Video: How does it look?
The episodes are presented in their original aspect ratio of 1.78:1 and are anamorphic. I’d have to say I was a little let down by the way these looked as there was some artifacting and even a trace of edge enhancement. For a show as new as this, I was expecting a bit more. This isn’t to say they look bad, by any means, but I figured they would have looked better. I do give kudos to MGM for showing them in a widescreen format as opposed to full-frame, like so many other television shows out there. Movies set in space (for the most part) can look amazing, though it detracts from the atmosphere when you see scratches and errors in the transfer. Again, this isn’t bad, but I was expecting a bit more (possibly too much information on the discs)?
Audio: How does it sound?
The Dolby Digital 5.1 soundtrack is fairly good. Television shows don’t have near the depth that feature films do, but during the course of the season there were times when I was more than impressed. Surrounds were used effectively, if not all too frequently and dialogue is reproduced with rich, natural tones. Most of the action takes place in the front stage and your front speakers will get somewhat of a workout, but it’s nothing that will get a noise complaint! On the whole, a nice job here.
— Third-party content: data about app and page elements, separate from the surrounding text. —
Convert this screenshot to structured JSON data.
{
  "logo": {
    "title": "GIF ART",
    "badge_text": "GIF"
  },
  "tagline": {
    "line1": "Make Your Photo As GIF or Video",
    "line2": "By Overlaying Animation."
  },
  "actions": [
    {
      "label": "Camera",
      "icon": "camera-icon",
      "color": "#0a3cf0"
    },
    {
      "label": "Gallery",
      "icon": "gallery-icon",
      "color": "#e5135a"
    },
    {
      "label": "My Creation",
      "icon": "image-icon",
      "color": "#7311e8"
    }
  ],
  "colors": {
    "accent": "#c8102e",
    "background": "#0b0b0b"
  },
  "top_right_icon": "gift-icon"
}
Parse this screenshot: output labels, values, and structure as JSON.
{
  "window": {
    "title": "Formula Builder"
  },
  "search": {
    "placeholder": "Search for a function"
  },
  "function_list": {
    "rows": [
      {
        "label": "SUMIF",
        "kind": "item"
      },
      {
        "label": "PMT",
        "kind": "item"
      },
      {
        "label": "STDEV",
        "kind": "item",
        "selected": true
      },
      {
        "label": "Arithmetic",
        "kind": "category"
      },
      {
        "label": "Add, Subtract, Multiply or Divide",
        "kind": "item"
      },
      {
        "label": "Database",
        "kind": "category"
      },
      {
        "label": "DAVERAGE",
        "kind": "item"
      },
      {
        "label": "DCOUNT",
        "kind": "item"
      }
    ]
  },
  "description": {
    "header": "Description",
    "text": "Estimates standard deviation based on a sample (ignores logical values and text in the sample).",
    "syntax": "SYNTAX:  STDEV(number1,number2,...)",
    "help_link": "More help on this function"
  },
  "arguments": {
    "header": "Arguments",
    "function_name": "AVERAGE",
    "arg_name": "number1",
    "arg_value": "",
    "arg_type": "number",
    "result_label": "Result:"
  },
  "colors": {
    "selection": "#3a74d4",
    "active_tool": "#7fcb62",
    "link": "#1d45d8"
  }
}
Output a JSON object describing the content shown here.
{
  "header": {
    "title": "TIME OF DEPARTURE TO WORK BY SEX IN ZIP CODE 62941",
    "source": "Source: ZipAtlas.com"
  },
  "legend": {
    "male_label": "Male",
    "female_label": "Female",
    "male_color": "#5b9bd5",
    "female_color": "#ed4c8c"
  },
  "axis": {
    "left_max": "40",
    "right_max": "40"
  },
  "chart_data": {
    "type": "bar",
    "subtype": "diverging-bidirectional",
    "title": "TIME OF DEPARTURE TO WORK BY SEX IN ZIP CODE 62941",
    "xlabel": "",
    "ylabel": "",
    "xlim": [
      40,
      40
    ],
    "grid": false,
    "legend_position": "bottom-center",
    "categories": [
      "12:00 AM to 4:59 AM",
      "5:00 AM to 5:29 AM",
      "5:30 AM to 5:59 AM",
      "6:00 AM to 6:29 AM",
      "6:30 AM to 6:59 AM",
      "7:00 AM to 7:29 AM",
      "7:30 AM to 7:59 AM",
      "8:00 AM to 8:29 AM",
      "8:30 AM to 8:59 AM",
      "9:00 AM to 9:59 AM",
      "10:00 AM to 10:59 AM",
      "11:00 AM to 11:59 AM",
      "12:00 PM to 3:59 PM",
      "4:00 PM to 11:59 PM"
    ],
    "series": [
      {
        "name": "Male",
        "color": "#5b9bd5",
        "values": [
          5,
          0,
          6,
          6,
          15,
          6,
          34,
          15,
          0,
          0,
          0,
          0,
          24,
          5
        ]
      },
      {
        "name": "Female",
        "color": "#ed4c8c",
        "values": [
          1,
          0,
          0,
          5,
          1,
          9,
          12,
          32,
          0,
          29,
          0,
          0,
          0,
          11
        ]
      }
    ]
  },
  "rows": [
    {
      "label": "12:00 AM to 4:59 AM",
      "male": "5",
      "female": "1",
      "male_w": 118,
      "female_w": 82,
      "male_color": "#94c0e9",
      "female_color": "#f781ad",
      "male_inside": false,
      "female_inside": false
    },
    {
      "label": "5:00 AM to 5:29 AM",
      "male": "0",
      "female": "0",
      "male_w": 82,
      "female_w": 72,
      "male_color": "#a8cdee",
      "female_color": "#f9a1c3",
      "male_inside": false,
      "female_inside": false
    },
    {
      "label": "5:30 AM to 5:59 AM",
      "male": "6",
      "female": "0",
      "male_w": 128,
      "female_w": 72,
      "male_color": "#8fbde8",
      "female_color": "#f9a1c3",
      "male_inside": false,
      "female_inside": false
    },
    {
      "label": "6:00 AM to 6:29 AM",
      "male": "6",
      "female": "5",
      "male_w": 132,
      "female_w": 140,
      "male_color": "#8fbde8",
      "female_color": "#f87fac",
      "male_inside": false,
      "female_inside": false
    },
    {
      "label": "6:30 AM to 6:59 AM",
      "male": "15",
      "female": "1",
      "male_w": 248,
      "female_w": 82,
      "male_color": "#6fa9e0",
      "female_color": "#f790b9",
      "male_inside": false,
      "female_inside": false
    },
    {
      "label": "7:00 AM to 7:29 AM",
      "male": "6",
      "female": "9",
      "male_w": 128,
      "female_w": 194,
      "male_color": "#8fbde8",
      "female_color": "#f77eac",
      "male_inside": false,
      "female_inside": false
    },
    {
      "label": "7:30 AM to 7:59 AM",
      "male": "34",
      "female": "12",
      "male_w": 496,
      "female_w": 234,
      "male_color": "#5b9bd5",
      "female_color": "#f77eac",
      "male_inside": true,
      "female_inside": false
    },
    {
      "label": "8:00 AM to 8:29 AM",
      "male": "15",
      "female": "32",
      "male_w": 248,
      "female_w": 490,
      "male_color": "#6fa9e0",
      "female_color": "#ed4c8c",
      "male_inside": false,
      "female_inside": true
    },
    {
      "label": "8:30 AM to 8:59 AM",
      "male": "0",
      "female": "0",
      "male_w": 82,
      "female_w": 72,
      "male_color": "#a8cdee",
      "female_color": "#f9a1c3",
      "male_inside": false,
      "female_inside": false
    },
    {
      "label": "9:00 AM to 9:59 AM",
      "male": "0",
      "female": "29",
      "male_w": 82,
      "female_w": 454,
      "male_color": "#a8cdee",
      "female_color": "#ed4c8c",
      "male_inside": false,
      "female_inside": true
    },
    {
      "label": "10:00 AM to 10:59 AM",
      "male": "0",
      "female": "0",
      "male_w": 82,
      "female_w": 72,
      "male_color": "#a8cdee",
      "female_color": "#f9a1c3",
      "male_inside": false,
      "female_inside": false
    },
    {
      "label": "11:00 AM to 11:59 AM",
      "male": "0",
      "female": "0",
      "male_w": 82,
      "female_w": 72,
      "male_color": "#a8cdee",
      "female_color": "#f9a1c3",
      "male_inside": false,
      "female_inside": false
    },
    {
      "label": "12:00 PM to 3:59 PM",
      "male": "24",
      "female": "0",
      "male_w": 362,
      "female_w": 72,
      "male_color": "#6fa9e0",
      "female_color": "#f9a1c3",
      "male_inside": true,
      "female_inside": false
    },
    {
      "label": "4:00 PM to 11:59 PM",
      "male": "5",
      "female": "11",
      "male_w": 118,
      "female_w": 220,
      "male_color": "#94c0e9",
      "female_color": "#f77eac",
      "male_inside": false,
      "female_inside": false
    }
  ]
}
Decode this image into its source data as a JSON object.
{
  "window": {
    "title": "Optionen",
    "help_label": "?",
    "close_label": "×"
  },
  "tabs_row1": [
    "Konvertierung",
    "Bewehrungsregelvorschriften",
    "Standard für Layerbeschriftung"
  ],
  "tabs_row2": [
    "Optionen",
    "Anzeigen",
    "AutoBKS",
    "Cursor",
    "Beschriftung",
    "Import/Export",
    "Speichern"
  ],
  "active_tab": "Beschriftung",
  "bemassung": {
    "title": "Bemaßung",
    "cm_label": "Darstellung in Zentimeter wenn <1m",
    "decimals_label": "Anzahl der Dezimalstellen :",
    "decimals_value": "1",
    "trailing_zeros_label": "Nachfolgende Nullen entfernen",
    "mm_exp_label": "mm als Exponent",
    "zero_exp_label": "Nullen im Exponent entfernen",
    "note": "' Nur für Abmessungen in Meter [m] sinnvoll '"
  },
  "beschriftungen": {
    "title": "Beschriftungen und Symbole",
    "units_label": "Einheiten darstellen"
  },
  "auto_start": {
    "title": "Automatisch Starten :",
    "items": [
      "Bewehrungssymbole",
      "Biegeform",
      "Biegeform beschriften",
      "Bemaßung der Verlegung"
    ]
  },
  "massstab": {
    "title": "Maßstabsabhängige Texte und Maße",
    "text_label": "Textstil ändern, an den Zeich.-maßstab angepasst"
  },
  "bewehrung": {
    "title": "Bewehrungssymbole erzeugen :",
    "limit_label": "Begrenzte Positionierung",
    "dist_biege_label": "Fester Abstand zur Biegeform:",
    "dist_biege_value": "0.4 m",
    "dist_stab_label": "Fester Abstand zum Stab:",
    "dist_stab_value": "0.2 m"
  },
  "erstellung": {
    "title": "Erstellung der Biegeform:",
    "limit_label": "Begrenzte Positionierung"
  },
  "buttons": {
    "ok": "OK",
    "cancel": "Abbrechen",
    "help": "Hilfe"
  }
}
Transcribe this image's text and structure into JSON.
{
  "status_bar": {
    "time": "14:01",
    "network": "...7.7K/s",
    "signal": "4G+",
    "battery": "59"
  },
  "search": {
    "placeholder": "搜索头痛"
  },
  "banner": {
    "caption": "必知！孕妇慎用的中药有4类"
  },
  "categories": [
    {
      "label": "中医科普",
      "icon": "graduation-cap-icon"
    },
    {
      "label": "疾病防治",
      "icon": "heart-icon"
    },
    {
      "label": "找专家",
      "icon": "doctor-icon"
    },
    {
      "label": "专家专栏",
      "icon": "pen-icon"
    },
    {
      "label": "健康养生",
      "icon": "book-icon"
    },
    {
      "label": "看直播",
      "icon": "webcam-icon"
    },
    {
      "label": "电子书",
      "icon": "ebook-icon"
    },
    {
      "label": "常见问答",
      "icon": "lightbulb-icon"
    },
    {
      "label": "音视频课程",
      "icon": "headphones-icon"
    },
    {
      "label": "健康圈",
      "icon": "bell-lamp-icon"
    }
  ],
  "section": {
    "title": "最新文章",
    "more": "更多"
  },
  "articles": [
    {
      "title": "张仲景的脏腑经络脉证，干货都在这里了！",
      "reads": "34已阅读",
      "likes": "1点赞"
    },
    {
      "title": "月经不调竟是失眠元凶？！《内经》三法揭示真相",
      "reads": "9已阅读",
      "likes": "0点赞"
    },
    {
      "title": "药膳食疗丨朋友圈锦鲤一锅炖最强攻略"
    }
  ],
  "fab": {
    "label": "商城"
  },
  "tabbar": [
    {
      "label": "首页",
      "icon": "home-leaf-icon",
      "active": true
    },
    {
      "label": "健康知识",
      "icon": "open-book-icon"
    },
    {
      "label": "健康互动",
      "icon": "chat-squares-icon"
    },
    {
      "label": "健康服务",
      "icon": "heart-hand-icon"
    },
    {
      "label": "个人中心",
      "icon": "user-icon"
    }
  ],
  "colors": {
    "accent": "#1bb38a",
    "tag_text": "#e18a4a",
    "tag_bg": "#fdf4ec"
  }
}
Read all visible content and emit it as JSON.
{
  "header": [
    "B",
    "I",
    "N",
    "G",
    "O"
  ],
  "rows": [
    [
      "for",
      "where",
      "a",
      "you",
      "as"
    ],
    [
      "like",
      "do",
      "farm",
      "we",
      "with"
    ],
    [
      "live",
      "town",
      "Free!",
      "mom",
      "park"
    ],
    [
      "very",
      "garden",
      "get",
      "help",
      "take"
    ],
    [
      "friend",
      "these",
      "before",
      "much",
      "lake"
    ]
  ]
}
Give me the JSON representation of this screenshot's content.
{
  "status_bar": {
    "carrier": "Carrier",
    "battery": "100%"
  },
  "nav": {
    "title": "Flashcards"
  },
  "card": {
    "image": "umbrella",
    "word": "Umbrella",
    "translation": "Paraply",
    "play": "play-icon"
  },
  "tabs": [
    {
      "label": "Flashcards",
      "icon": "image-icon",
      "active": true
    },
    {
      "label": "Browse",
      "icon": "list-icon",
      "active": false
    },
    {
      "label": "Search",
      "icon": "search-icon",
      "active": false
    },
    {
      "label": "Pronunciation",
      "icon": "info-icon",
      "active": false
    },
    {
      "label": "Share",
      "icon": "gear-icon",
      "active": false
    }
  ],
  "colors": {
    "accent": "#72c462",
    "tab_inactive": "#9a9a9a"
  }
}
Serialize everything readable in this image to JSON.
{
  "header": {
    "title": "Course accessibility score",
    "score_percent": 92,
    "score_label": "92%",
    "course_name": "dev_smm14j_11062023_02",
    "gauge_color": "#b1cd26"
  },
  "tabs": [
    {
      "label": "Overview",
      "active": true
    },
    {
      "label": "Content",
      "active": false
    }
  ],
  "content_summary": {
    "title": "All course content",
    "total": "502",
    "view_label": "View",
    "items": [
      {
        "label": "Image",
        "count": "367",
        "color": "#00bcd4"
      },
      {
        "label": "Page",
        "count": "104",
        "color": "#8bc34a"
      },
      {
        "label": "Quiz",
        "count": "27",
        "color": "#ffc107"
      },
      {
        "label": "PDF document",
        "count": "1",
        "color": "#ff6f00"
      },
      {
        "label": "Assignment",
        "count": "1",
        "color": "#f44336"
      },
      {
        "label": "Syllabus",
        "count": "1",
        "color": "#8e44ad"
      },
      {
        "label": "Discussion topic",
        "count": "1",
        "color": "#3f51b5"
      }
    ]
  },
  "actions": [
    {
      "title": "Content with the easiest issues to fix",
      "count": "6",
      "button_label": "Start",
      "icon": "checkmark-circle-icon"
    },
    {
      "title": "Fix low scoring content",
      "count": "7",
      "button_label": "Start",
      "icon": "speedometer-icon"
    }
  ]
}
Supplements: What are the extras?
As far as extras go, Season Six is by far the most robust when it comes to supplements. Each episode contains a commentary track and there are a dozen featurettes on the discs as well. I found the commentary on “The Changeling” to be the most engaging, though most of them sounded alike. This episode seemed to be the favorite among the cast and crew (who participated in the tracks), as well. Alongside the commentaries are some featurettes, twelve to be exact, that correspond to the following episodes: “Redemption”, “Descent”, “Frozen”, “Night Walkers”, “Abyss”, “Shadow Play”, “The Other Guys”, “Allegiance”, “Cure”, “Prometheus”, “Metamorphosis”, and “Full Circle”. These offer more of an insight into the episodes and fans will love them. Though they don’t cover too much new ground as far as featurettes go, all are insightful and well-made. As happy as I was to see all of these features on the discs, I couldn’t help but think that it’s the additional supplements that might have contributed to the deterioration of the picture on the discs. In any case, fans will love the set as it’s loaded with extras and yet another to shelve next to the first five seasons.